(Page and application data records)
◆ ◆ ◆ ◆ ◆ ◆ ◆

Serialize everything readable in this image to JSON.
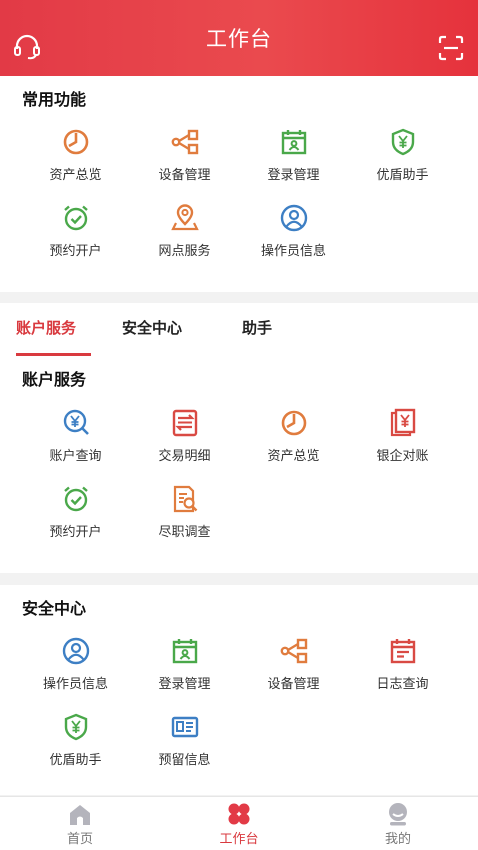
{
  "header": {
    "title": "工作台"
  },
  "common": {
    "title": "常用功能",
    "items": [
      {
        "label": "资产总览",
        "icon": "pie-chart-icon"
      },
      {
        "label": "设备管理",
        "icon": "share-nodes-icon"
      },
      {
        "label": "登录管理",
        "icon": "login-calendar-icon"
      },
      {
        "label": "优盾助手",
        "icon": "shield-yuan-icon"
      },
      {
        "label": "预约开户",
        "icon": "alarm-clock-icon"
      },
      {
        "label": "网点服务",
        "icon": "map-pin-icon"
      },
      {
        "label": "操作员信息",
        "icon": "user-circle-icon"
      }
    ]
  },
  "tabs": [
    {
      "label": "账户服务",
      "active": true
    },
    {
      "label": "安全中心",
      "active": false
    },
    {
      "label": "助手",
      "active": false
    }
  ],
  "account": {
    "title": "账户服务",
    "items": [
      {
        "label": "账户查询",
        "icon": "yuan-search-icon"
      },
      {
        "label": "交易明细",
        "icon": "transaction-list-icon"
      },
      {
        "label": "资产总览",
        "icon": "pie-chart-icon"
      },
      {
        "label": "银企对账",
        "icon": "yuan-document-icon"
      },
      {
        "label": "预约开户",
        "icon": "alarm-clock-icon"
      },
      {
        "label": "尽职调查",
        "icon": "document-search-icon"
      }
    ]
  },
  "security": {
    "title": "安全中心",
    "items": [
      {
        "label": "操作员信息",
        "icon": "user-circle-icon"
      },
      {
        "label": "登录管理",
        "icon": "login-calendar-icon"
      },
      {
        "label": "设备管理",
        "icon": "share-nodes-icon"
      },
      {
        "label": "日志查询",
        "icon": "log-calendar-icon"
      },
      {
        "label": "优盾助手",
        "icon": "shield-yuan-icon"
      },
      {
        "label": "预留信息",
        "icon": "id-card-icon"
      }
    ]
  },
  "tabbar": {
    "items": [
      {
        "label": "首页",
        "icon": "home-icon",
        "active": false
      },
      {
        "label": "工作台",
        "icon": "clover-icon",
        "active": true
      },
      {
        "label": "我的",
        "icon": "profile-icon",
        "active": false
      }
    ]
  },
  "colors": {
    "brand": "#e23a46",
    "orange": "#e07c3e",
    "green": "#4aa84a",
    "blue": "#3d7fc4",
    "red": "#d94a43",
    "gray": "#b4b4bc"
  }
}
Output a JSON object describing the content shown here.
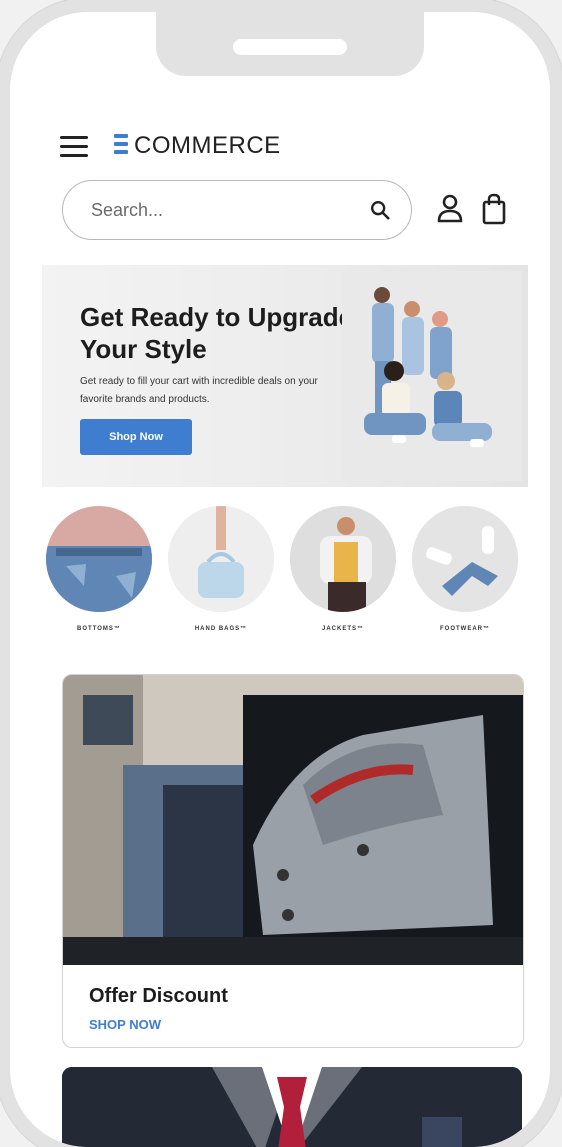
{
  "app": {
    "logo_text": "COMMERCE",
    "accent_color": "#3e7dd0"
  },
  "header": {
    "menu_icon": "hamburger-menu-icon",
    "search": {
      "placeholder": "Search...",
      "value": ""
    },
    "icons": [
      "search-icon",
      "user-icon",
      "shopping-bag-icon"
    ]
  },
  "hero": {
    "title": "Get Ready to Upgrade Your Style",
    "subtitle": "Get ready to fill your cart with incredible deals on your favorite brands and products.",
    "cta_label": "Shop Now"
  },
  "categories": [
    {
      "label": "BOTTOMS™"
    },
    {
      "label": "HAND BAGS™"
    },
    {
      "label": "JACKETS™"
    },
    {
      "label": "FOOTWEAR™"
    }
  ],
  "offer_card": {
    "title": "Offer Discount",
    "link_label": "SHOP NOW"
  }
}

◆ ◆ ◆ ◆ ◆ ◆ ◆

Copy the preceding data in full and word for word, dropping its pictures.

§ **Exercise solution**:
Serialize everything readable in this image to JSON.
{
  "header": {
    "title": "工作台"
  },
  "common": {
    "title": "常用功能",
    "items": [
      {
        "label": "资产总览",
        "icon": "pie-chart-icon"
      },
      {
        "label": "设备管理",
        "icon": "share-nodes-icon"
      },
      {
        "label": "登录管理",
        "icon": "login-calendar-icon"
      },
      {
        "label": "优盾助手",
        "icon": "shield-yuan-icon"
      },
      {
        "label": "预约开户",
        "icon": "alarm-clock-icon"
      },
      {
        "label": "网点服务",
        "icon": "map-pin-icon"
      },
      {
        "label": "操作员信息",
        "icon": "user-circle-icon"
      }
    ]
  },
  "tabs": [
    {
      "label": "账户服务",
      "active": true
    },
    {
      "label": "安全中心",
      "active": false
    },
    {
      "label": "助手",
      "active": false
    }
  ],
  "account": {
    "title": "账户服务",
    "items": [
      {
        "label": "账户查询",
        "icon": "yuan-search-icon"
      },
      {
        "label": "交易明细",
        "icon": "transaction-list-icon"
      },
      {
        "label": "资产总览",
        "icon": "pie-chart-icon"
      },
      {
        "label": "银企对账",
        "icon": "yuan-document-icon"
      },
      {
        "label": "预约开户",
        "icon": "alarm-clock-icon"
      },
      {
        "label": "尽职调查",
        "icon": "document-search-icon"
      }
    ]
  },
  "security": {
    "title": "安全中心",
    "items": [
      {
        "label": "操作员信息",
        "icon": "user-circle-icon"
      },
      {
        "label": "登录管理",
        "icon": "login-calendar-icon"
      },
      {
        "label": "设备管理",
        "icon": "share-nodes-icon"
      },
      {
        "label": "日志查询",
        "icon": "log-calendar-icon"
      },
      {
        "label": "优盾助手",
        "icon": "shield-yuan-icon"
      },
      {
        "label": "预留信息",
        "icon": "id-card-icon"
      }
    ]
  },
  "tabbar": {
    "items": [
      {
        "label": "首页",
        "icon": "home-icon",
        "active": false
      },
      {
        "label": "工作台",
        "icon": "clover-icon",
        "active": true
      },
      {
        "label": "我的",
        "icon": "profile-icon",
        "active": false
      }
    ]
  },
  "colors": {
    "brand": "#e23a46",
    "orange": "#e07c3e",
    "green": "#4aa84a",
    "blue": "#3d7fc4",
    "red": "#d94a43",
    "gray": "#b4b4bc"
  }
}
Output a JSON object describing the content shown here.
{
  "app": {
    "logo_text": "COMMERCE",
    "accent_color": "#3e7dd0"
  },
  "header": {
    "menu_icon": "hamburger-menu-icon",
    "search": {
      "placeholder": "Search...",
      "value": ""
    },
    "icons": [
      "search-icon",
      "user-icon",
      "shopping-bag-icon"
    ]
  },
  "hero": {
    "title": "Get Ready to Upgrade Your Style",
    "subtitle": "Get ready to fill your cart with incredible deals on your favorite brands and products.",
    "cta_label": "Shop Now"
  },
  "categories": [
    {
      "label": "BOTTOMS™"
    },
    {
      "label": "HAND BAGS™"
    },
    {
      "label": "JACKETS™"
    },
    {
      "label": "FOOTWEAR™"
    }
  ],
  "offer_card": {
    "title": "Offer Discount",
    "link_label": "SHOP NOW"
  }
}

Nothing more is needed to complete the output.